money open banking
A customer counts his U.S. dollar money in a bank in Cairo, Egypt March 10, 2016. REUTERS/Amr Abdallah Dalsh/File Photo

Since the first bank opened its doors in Siena, Italy, in 1472, banks have held onto something that is now being touted as more important than money – data. Unfortunately, however, it's taken the best part of five-and-a-half centuries to fully understand what impact this data could have on the industry, and more importantly its customers.

Fast forward to today, the game changer that the industry needs to kick start the innovation era is here. Open Banking or PSD2 will enable third parties outside the traditional banking world to access customer data, with their permission, and stoke the fires of innovation in a market that is not renowned for it. In fact, whilst it might have been a long time in the making, Open Banking is set to have a hugely positive impact on the UK economy, with the Centre for Economics and Business Research (Cebr) estimating that it could provide a much needed £1bn boost, and 17,000 new jobs.

Could there be any pitfalls?

The success of Open Banking hinges purely on customers allowing third parties access to their financial data, but this is far from a foregone conclusion. Seven in ten (69%) consumers may refuse to share their data, according to new research from Indeed and Accenture. What's more, in light of a drumbeat of high-profile data breaches across the world, and a greater attack surface through opening up banking APIs, there is a natural concern from consumers about who has access to their information. So, it's clear to see that the industry has a job to do to educate them on the security protocols it has in place to protect their data.

Fortunately, however, consumers should be relieved to know that PSD2 is helping strengthen system security through the addition of requirements for strong customer authentication and secure communication, as well as increased supervision of payment institutions. It will also boost transparency by prohibiting the use of non-transparent pricing methods for international payments, making it clearer about the costs involved for consumers. Plus, Open Banking will enable new payment services, with the aim of offering multiple methods for consumers to use – depending on the scenario they require it for, be it payment of a bill, sending money to a loved one abroad or buying a gift.

Let's be clear as well, adoption won't occur unless consumers have trust in the system, so the financial industry needs to marry innovation with awareness for things to take off.

What can consumers expect to see?

Innovation is only limited by your imagination, and by having access to endless financial data, consumers should expect great things from Open Banking. What's more, it won't just be traditional fintech companies that look for opportunities from the data, anyone from retail and mobile operators, to technology and fashion will be looking to help consumers have more choice.

And it's this choice, with no real requirements from consumers (other than allowing the sharing of their data), that underpins Open Banking. Imagine a world where instead of having to figure out if you are on the best gas and electric tariffs, or input endless details to see if you can get a better car insurance quote, that this is being automatically, and constantly calculated in the background.

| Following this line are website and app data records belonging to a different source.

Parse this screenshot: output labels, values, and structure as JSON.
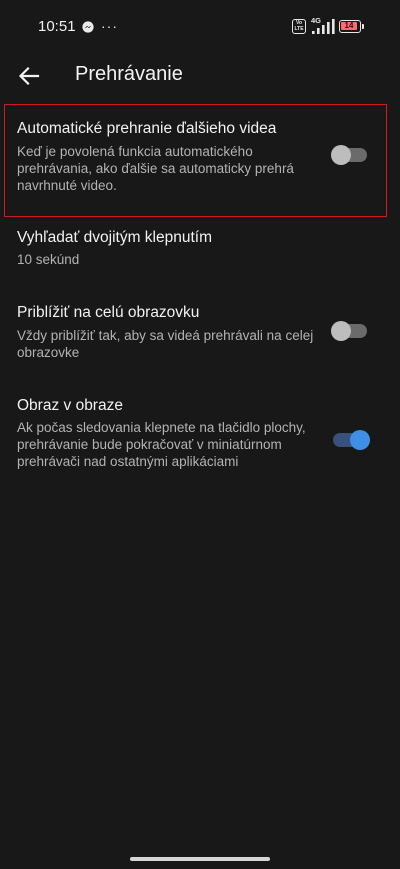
{
  "status_bar": {
    "time": "10:51",
    "more": "···",
    "network_type": "4G",
    "battery_level": "14",
    "colors": {
      "battery_fill": "#ff6b70"
    }
  },
  "app_bar": {
    "title": "Prehrávanie",
    "back_icon": "arrow-left-icon"
  },
  "settings": [
    {
      "title": "Automatické prehranie ďalšieho videa",
      "description": "Keď je povolená funkcia automatického prehrávania, ako ďalšie sa automaticky prehrá navrhnuté video.",
      "toggle": false
    },
    {
      "title": "Vyhľadať dvojitým klepnutím",
      "description": "10 sekúnd"
    },
    {
      "title": "Priblížiť na celú obrazovku",
      "description": "Vždy priblížiť tak, aby sa videá prehrávali na celej obrazovke",
      "toggle": false
    },
    {
      "title": "Obraz v obraze",
      "description": "Ak počas sledovania klepnete na tlačidlo plochy, prehrávanie bude pokračovať v miniatúrnom prehrávači nad ostatnými aplikáciami",
      "toggle": true
    }
  ],
  "colors": {
    "background": "#181818",
    "highlight_border": "#cf1d1d",
    "toggle_on": "#3f8ee8"
  }
}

Offering you better prices, deals and perhaps even making decisions for you to ensure that you are better off.

Take, First Direct for example. It has partnered with Bud, a fintech platform linking financial services together, to provide customers with an integrated offering of financial services products and tools from across the market. This includes those from other providers where most appropriate. Even Giffgaff, the mobile virtual network operator (MVNO), is getting in on Open Banking and recently set out its plans to embrace it with a new free-to-use personal financial management service. The MVNO says it will plug into banking data, to help customers cut down on daily expenses and save them money. And, whilst it's only early days, it's great to see that PSD2 is already sparking the interest of those outside of the sector.

Open Banking, Open Collaboration

What's particularly interesting about PSD2 is that whilst it will inject more competition into the financial market, it also brings partnership opportunities. In fact, for traditional banks, collaborating with data hungry and enthusiastic companies, start-up or not, could help build consumer trust by giving them access to more tailored services than ever before, while ensuring everything is secure. Additionally, by collaborating to offer more services – potentially white labeled – to their customers, banks could grow customer loyalty and position themselves as the bank of choice.

How banks react and which road they choose to go down – innovate, partner or risk losing out altogether – is still up in the air, but with two-thirds (66%) of organisations believing the new directive will open up new revenue streams for their organisations the future looks bright. For consumers, it can only be a win-win situation – either banks improve their innovation, which improves their service or they can go to the new players on the block that will. It's time for all involved to step up and deliver as consumers are now in the driving seat. One thing is for sure, the banking industry will never be the same, and I for sure can't wait to see what's round the corner.

Sudhesh Giriyan is Chief Operating Officer, Xpress Money, which explores how technology is helping remove the barriers to financial inclusion.